“At least shine a light on all those taxes so we do have a comprehensive reform package. I think that’s what’s happened in the past and what’s frustrated a lot in business is that these proposals… Governments have picked at one bit of it. As Tony Shepard’s commission of audit said, the tax system we have at the moment isn’t fit for purpose for the 21st century.”
But Willox said he is confident the government will come out of the debate with a coherent and sensible position.
“If there is to be changes to the GST, and we from a business perspective believe there needs to be for a whole lot of reasons, then there should be adequate compensation to ensure that those impacted by a rise in the GST aren’t worse off,” he said.
“So the government then has to work through that, so you’re talking about pensioners, those in welfare and the like. That all makes perfect sense. But the reality is, our tax system isn’t working.”
GST increase to hit lower and middle-income families the hardest
Willox’s comments come as the National Centre for Social and Economic Modelling found a GST increase of 5% or a broadening of the current GST rate’s base would hit lower and middle-income households the hardest.
The research, which was commissioned by the Australian Council of Social Service, found if the GST rose to 15% then people in the lowest 20% of income brackets would pay 7% more of their income on the consumption tax.
Meanwhile, those in the highest 20% of income brackets are expected to siphon just 3% of their income into the GST if it is increased by 5%.
Speaking at the Rebuilding Foundations for Reform conference this morning, Prime Minister Malcolm Turnbull attempted to hose down these concerns.
“Any set of tax reforms must be fair,” Turnbull said.
“Fairness is absolutely critical. Any package of reforms which is not and is not seen as fair will not and cannot achieve the public support without which it simply will not succeed.”
Small business wants the GST increase to help scrap other taxes while still leaving money in consumer’s pockets

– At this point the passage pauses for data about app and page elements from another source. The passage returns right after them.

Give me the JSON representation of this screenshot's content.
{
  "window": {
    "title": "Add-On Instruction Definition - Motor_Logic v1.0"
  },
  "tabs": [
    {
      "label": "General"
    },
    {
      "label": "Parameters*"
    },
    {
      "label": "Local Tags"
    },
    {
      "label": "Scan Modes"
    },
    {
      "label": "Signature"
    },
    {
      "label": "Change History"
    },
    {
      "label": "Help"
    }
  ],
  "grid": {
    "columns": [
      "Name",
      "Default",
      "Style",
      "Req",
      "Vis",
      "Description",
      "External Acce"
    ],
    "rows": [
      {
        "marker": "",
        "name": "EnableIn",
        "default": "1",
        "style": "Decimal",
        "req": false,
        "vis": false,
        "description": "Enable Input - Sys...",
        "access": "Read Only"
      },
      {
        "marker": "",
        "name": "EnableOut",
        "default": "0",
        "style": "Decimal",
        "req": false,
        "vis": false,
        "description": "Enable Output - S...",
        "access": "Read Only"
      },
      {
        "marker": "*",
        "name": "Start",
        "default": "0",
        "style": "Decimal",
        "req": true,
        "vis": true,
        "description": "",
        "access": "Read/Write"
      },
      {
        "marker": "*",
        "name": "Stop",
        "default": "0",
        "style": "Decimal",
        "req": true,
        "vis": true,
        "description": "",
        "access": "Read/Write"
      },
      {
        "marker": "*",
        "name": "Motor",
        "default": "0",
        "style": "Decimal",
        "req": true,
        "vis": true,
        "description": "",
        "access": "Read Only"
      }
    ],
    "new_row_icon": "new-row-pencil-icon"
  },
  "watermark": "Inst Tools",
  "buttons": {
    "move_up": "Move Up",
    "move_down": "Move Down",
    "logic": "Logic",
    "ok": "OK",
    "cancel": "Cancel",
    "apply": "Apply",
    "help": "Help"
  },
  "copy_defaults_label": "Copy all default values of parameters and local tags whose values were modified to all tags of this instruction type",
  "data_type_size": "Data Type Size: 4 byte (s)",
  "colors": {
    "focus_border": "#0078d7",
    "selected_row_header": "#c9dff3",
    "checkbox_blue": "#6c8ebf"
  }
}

Peter Strong, chief executive of the Council of Small Business Australia, told SmartCompany this morning Turnbull seems to be drawing inspiration from Bob Hawke, Paul Keating, John Howard and Peter Costello when it comes to selling tax reform.
“We have the template now and they didn’t do the one thing, they understood the impacts across the whole of society and business,” Strong says.
“They engaged with people and looked at the whole picture.”
Strong says when the GST was first implemented under Howard, the states didn’t want to get rid of a number of taxes.
This time, he hopes it will be different.
“We’re going to say let’s get rid of all that complexity and make sure the state stuff doesn’t impair business or make it more complicated,” Strong says.
“One of the issues is big businesses don’t seem to be too scared of payroll tax. That doesn’t seem to worry them. Where the problem occurs is in people moving from small to medium – it’s an absolute impairment for people.
“We think if you can’t get rid of it totally, then the threshold for payroll tax should be a lot higher, around 200 employees – because then you’re big and can deal with it.”